Legislation and regulation of foods is key to ensuring that you can have confidence in the safety of the food you eat. Because of this, the European Union (as well as other national and international governments) have in place Food Law. Under EU Food Law, food businesses are legally responsible for the safety of the food they produce, transport, store or sell.
What is a food business?
A food business is defined as any undertaking, whether carried out for profit or not, and whether public or private, involved in any of the following activities:
preparation of food or beverages
processing of food or beverages
manufacture of food or beverages
packaging of food or beverages
storage of food or beverages
transportation/distribution of food or beverages
handling of food or beverages
offering food or beverages for sale
A food business might be a bakery, a chocolate shop, a supermarket, a cafe or restaurant, a bar, or a home caterer, to name but a few.
Protecting the consumer
The statement of principles on which EU Food Law is established includes the statement that ‘European citizens need to have access to safe and wholesome food of highest standards.’ The ultimate objective is to protect consumer life and health.
EU Food Law also considers other consumer rights and protections, including ensuring traceability of food products so that you can be certain that food you buy is what it claims to be on its label.
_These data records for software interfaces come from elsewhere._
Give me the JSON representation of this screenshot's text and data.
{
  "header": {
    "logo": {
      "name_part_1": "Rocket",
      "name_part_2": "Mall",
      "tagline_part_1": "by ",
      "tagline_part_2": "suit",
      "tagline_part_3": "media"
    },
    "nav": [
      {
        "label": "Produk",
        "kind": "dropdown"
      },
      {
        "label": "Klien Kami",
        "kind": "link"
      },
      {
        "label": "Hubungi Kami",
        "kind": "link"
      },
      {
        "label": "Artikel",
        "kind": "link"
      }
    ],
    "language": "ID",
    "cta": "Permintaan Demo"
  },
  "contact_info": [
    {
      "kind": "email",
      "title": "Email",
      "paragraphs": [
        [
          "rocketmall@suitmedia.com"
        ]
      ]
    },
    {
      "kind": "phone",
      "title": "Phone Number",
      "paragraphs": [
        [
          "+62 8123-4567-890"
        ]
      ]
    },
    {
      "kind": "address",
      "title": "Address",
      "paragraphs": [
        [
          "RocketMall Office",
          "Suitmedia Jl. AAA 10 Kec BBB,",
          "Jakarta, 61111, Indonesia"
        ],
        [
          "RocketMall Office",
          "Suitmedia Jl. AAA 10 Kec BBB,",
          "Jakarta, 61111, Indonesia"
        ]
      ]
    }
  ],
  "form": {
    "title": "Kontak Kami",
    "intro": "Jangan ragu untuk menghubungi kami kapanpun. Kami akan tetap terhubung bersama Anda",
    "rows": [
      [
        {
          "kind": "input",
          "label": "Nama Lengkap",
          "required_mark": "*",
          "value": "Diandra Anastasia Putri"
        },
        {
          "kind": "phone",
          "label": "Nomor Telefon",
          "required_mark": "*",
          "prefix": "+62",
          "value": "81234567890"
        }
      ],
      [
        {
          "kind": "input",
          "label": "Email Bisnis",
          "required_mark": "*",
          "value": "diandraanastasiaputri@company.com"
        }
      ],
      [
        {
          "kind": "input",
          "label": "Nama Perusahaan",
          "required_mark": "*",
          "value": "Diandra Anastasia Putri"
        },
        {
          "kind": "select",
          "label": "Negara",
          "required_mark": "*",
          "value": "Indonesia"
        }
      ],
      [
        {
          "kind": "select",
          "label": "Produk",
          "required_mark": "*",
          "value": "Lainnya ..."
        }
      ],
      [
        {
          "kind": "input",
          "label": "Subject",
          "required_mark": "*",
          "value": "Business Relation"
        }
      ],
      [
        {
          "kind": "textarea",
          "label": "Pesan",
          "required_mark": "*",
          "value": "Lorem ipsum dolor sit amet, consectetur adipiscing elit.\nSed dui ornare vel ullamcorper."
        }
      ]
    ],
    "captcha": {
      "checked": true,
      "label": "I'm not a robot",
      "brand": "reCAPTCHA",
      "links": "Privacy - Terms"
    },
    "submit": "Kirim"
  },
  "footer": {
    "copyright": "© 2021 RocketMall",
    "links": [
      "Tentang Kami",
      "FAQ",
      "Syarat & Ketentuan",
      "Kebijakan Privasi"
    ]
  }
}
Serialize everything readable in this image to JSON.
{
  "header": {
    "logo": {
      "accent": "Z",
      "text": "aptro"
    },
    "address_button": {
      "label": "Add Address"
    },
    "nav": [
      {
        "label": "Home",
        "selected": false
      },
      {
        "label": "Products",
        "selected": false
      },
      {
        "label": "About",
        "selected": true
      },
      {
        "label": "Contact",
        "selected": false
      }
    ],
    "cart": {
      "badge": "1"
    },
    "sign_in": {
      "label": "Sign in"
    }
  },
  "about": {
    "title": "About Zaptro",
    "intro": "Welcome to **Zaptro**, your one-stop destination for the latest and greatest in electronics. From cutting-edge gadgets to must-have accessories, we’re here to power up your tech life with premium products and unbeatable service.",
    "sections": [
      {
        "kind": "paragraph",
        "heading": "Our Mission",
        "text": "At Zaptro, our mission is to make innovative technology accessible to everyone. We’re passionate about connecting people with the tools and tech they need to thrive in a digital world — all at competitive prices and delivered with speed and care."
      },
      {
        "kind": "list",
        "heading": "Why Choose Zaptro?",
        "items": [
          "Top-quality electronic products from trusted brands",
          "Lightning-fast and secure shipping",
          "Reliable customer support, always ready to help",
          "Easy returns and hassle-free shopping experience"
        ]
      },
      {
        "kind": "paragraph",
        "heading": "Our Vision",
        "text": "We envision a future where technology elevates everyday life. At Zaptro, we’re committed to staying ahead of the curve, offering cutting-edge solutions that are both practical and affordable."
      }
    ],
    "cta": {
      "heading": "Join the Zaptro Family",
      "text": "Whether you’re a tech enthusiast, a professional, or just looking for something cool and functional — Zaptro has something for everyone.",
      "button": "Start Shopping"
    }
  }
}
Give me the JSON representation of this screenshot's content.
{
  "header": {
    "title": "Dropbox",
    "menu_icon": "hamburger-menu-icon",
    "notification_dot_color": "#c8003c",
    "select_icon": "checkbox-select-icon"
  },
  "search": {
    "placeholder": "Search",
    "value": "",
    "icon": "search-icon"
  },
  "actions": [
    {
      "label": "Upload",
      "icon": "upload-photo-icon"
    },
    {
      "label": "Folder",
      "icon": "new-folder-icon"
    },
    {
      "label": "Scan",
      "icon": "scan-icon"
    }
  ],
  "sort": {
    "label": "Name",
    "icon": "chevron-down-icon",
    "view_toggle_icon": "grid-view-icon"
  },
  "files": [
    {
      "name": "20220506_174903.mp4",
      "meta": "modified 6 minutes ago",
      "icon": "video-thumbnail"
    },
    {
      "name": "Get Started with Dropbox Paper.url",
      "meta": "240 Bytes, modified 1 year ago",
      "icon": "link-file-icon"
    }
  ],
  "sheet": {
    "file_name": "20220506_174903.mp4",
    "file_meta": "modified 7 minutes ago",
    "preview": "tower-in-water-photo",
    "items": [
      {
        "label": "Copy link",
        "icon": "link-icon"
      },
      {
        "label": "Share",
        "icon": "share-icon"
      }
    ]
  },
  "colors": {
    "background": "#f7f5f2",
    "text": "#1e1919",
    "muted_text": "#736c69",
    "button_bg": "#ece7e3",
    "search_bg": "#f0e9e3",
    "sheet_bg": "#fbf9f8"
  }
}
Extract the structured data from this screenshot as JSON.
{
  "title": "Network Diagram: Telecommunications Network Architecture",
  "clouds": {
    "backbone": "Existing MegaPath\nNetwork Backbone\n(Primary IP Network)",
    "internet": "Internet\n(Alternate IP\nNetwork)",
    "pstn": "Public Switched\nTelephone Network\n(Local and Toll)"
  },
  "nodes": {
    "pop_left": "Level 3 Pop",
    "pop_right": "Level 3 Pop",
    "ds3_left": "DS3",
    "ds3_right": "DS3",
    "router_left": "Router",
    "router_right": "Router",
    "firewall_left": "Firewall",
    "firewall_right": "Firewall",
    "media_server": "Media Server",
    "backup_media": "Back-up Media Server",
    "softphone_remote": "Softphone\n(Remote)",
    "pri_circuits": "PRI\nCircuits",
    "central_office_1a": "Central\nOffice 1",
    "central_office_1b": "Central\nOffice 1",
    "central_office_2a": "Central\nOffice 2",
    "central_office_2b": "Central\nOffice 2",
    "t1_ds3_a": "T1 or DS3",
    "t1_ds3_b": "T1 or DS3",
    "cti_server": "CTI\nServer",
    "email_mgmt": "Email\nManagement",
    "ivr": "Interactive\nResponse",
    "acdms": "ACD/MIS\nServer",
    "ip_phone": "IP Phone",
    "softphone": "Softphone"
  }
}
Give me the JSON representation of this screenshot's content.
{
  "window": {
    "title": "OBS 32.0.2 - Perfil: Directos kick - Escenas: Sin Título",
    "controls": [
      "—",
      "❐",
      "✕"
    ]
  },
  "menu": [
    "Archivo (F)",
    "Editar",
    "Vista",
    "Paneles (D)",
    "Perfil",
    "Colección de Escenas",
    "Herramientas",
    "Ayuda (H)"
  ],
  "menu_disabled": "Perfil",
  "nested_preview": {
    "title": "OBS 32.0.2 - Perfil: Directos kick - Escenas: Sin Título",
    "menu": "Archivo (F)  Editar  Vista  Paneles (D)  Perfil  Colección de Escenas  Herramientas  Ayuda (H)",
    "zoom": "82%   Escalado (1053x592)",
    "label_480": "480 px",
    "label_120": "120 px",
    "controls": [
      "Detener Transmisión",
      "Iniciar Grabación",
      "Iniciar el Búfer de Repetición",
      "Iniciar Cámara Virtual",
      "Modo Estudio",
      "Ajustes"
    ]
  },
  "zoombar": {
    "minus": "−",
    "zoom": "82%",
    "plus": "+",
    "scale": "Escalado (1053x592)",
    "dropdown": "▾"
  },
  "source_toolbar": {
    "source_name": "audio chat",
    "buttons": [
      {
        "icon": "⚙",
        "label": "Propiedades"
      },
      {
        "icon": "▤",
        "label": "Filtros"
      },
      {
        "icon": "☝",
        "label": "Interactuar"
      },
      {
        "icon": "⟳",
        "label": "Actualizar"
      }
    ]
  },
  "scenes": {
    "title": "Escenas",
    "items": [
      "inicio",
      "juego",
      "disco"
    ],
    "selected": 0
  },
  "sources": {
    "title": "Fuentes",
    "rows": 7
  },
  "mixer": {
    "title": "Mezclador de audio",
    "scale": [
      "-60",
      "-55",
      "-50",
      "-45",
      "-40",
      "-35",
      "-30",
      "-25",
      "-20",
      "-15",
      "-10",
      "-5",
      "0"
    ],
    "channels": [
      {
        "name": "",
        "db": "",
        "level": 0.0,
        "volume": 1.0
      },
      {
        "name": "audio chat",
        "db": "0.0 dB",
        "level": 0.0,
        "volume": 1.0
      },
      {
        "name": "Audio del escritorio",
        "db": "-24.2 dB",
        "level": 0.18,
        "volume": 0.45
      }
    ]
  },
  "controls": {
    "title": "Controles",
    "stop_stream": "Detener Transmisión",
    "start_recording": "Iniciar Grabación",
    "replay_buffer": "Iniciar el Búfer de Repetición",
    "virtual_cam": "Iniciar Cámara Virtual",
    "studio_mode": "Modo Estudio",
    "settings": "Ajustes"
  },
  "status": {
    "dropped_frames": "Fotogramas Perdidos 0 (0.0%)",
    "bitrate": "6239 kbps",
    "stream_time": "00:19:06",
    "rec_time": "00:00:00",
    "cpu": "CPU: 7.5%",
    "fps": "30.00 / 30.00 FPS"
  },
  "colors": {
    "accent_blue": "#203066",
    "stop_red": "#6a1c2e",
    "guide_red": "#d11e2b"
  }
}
It also legislates other aspects of food labelling, including nutritional labelling, health claims and identifying potential allergens. More information on food allergens, what they are, how they occur and how associated risks are managed can be found here.
Why is this needed?
Several food safety crises in the 1990s, including the BSE (Bovine spongiform encephalopathy or ‘mad cow disease’) crisis in the UK and the dioxin animal feed contamination problem in Belgium, highlighted that better control of the food system was needed to ensure consumer confidence and protection. It drove the adoption of a more objective, scientific approach to risk analysis to avoid the more political risk management decisions that had led to slow responses with respect to risk assessment, management and communication.
The impact of Food Law on how food is made
We have said that EU Food Law places the responsibility on food businesses, including processors and manufacturers, to ensure food safety. This is based on the principle of risk analysis in relation to food and supported by scientific and technical evaluations, which are undertaken by the European Food Safety Authority (EFSA). EFSA adopts the view that food safety must be underpinned by strong science.
As a result, food businesses use a system called Hazard Analysis and Critical Control Points (HACCP) to ensure foods are safe. HACCP was originally pioneered by NASA in the 1960s to ensure the safety of foods for their space programme. It is based on identifying potential hazards that could put at risk the safety of food. Hazards can include physical (eg glass or metal), chemical (eg pesticide residues), and/or microbiological (eg bacteria or moulds) contamination which may have the potential, as in the case of microbiological hazards, to lead to food poisoning outbreaks or might be more of more isolated risk to a small group of consumers, as in the case of physical contamination.
In HACCP, identified hazards are linked to Critical Control Points, which are checks or processes that are put in place to mitigate the hazard. In terms of processes we have looked at in this course, many would be used as CCPs in a well-designed food process. Thermal processes like those used in pasteurisation or canning, not only eliminate bacteria that can cause spoilage, they also ensure that life-threatening bacteria are eliminated.
To find out more about how food safety is ensured, you may want to look at the articles by EUFIC listed in the ‘See Also’ section at the end of the article
© EIT Food